The Claim: The U.S. spends too much on health care.
The Facts: It is true that the United States spends more on health care than any other country. Why is that a bad thing? There is no “right” amount to spend on health care or anything else. The United States spends more on athletic shoes than any other country. No one speaks of the athletic shoe crisis.
Economists consider health care a “normal good,” meaning that spending rises or falls with income. As incomes rise, people demand more and better health care. America’s wealth determines its spending on healthcare.
The real problem is the fact that the people spending the money are not the people paying the bills. Because those purchasing health care are able to pass the bill onto third parties, the usual market disciplines don’t apply. True health‐care reform would focus on giving consumers a greater stake in the decision‐making process.
The Claim: Though we spend more, we get less.
The Facts: America offers the highest quality health care in the world. Most of the world’s top doctors, hospitals and research facilities are located in the United States. Eighteen of the last 25 winners of the Nobel Prize in Medicine either are U.S. citizens or work here. U.S. companies have developed half of all the major new medicines introduced worldwide over the past 20 years. And Americans played a key role in 80 percent of the most important medical advances of the past 30 years.
If you are diagnosed with a serious illness, the United States is the place you want to be. Tens of thousands of patients from around the world come to this country every year for treatment.
Critics of American health care often point out that other countries have higher life expectancies or lower infant mortality rates, but those two indicators are bad ways to measure the quality of a nation’s health‐care system. In the United States, very low‐birth‐weight infants have a much greater chance of being brought to term with the latest medical technologies. Some of those low‐birth‐weight babies die soon after birth, which boosts our infant mortality rate, but in many other Western countries, those high‐risk, low‐birth‐weight infants are not included when infant mortality is calculated.

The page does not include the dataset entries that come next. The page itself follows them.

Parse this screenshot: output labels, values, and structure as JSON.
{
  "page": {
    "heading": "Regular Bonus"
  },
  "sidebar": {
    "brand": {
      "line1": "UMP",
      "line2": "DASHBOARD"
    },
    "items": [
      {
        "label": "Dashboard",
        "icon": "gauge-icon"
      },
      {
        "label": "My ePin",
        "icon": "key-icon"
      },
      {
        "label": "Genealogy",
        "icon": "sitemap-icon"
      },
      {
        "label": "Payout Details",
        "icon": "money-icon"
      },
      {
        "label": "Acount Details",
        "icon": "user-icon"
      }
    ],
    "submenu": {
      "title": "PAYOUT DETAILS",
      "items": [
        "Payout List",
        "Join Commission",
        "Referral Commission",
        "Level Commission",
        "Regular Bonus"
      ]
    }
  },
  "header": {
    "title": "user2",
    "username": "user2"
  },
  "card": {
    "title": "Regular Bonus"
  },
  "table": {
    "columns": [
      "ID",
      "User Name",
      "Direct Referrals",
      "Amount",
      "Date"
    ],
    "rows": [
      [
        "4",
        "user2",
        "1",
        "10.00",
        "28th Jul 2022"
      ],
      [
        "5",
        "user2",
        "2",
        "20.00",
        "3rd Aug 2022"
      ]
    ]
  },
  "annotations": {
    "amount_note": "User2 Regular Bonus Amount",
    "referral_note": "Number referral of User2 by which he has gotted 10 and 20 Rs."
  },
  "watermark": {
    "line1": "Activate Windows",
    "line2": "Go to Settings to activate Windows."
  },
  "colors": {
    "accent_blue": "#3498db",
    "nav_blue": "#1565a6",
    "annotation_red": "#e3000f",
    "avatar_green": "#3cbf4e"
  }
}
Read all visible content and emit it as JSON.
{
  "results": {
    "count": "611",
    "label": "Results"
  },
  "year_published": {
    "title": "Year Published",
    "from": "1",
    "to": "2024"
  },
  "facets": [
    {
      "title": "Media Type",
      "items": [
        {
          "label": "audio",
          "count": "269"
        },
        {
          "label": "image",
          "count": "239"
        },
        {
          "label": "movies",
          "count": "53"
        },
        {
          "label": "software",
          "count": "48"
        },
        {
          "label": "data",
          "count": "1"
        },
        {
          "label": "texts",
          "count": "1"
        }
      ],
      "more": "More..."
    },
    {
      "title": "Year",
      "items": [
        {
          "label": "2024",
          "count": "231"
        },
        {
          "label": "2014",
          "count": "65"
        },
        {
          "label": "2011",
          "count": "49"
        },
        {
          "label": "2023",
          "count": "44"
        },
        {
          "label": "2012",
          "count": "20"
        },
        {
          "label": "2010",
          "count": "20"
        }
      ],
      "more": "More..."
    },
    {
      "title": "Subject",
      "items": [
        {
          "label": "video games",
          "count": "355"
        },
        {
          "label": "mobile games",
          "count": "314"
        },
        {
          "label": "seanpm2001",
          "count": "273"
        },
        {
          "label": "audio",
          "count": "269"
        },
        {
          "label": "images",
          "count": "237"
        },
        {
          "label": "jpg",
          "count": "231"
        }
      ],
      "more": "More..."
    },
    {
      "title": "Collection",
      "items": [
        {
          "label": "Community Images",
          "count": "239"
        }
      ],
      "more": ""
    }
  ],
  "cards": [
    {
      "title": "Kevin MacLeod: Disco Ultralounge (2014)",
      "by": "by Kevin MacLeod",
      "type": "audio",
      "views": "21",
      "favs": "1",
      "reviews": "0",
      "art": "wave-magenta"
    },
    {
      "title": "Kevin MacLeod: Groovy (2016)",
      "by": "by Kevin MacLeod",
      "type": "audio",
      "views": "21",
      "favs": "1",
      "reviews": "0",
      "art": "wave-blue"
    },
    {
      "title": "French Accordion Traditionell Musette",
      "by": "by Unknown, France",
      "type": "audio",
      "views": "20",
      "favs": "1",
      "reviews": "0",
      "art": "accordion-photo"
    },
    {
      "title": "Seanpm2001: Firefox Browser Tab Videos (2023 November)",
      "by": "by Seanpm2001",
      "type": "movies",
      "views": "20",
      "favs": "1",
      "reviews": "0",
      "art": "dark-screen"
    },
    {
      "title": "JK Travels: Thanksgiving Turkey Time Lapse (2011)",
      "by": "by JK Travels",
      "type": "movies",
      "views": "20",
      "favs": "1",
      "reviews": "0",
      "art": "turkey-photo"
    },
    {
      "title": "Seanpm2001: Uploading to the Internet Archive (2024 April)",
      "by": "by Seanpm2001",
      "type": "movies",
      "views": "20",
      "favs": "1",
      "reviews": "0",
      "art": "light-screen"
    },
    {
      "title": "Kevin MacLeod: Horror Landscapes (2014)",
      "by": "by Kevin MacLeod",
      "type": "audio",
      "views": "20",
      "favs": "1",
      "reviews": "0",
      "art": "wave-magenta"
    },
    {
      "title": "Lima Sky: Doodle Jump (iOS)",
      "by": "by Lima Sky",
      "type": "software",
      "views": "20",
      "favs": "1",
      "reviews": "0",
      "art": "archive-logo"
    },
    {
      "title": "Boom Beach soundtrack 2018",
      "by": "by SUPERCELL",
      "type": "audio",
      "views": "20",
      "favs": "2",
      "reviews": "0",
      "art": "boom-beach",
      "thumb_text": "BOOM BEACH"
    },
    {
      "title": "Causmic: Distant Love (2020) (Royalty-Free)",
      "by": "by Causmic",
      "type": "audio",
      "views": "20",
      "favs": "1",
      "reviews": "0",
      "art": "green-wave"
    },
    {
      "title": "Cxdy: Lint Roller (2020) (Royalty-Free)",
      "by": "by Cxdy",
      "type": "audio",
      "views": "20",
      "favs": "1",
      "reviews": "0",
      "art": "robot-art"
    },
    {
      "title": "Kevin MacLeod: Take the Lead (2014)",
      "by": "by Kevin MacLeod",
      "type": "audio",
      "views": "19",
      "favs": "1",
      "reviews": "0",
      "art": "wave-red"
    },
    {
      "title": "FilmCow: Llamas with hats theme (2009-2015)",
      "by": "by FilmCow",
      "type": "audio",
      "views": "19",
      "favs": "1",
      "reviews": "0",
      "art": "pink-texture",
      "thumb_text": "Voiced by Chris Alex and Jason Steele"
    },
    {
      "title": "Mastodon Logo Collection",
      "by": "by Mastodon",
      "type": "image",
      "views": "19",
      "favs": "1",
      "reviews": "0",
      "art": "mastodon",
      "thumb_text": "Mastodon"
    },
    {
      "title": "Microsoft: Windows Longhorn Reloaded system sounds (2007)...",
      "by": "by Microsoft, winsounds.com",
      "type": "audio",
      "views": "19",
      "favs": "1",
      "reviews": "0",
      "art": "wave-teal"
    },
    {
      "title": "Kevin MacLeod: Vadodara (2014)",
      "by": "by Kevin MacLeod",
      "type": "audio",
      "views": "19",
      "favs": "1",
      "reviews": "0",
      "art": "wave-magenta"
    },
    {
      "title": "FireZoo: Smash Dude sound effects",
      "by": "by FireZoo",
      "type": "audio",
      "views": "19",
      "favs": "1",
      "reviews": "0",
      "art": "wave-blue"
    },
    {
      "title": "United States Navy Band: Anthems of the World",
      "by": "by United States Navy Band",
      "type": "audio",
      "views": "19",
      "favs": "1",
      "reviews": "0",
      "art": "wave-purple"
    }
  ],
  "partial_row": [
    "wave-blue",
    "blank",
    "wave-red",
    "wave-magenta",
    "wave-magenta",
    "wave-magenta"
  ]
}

Life expectancies are also affected by other factors like violent crime, poverty, obesity, tobacco, and drug use, and other issues unrelated to health care. When you compare the outcome for specific diseases like cancer or heart disease, the United States outperforms the rest of the world.
The Claim: A government‐run health‐care system would expand access to care.
The Facts: The one common characteristic of all national health care systems is that they ration care. Sometimes they ration it by denying certain types of treatment altogether. More often, they ration indirectly, imposing cost constraints through budgets, waiting lines, or limited technology. One million Britons are waiting for admission to National Health Service hospitals at any given time, and shortages force the NHS to cancel as many as 100,000 operations each year. Roughly 90,000 New Zealanders are facing similar waits. In Sweden, the wait for heart surgery can be as long as 25 weeks. In Canada more than 800,000 patients are currently on waiting lists for medical procedures.
The Claim: Health care is too complex for average Americans to make decisions about price and quality.
The Facts: Health care is increasingly high‐tech and complex, but so are many other products and services that Americans purchase everyday without specialized expertise. A consumer does not need to know how an internal combustion engine works in order to buy a reliable car, or how silicon chips are manufactured before he selects a computer. When consumers have good information about product prices, quality and safety, they naturally gravitate toward the goods and services that offer the highest value for the lowest price.
There are numerous studies that show health‐care consumers make decisions about price and quality. The current problem with the healthcare sector is that there isn’t enough good information available for consumers to make sound decisions about which healthcare provider or facilities offer the best value. But that’s rapidly changing as providers respond to increased consumer empowerment.
At the same time, patient advocacy companies are springing up to help health‐care consumers make informed choices. When consumers, rather than insurers or employers, control the money, markets naturally respond.
The U.S. health‐care system represents one‐seventh of the American economy, and is literally a matter of life and death for millions of Americans. Here’s hoping that they’ll be able to sort the facts from the fallacies in the coming debate.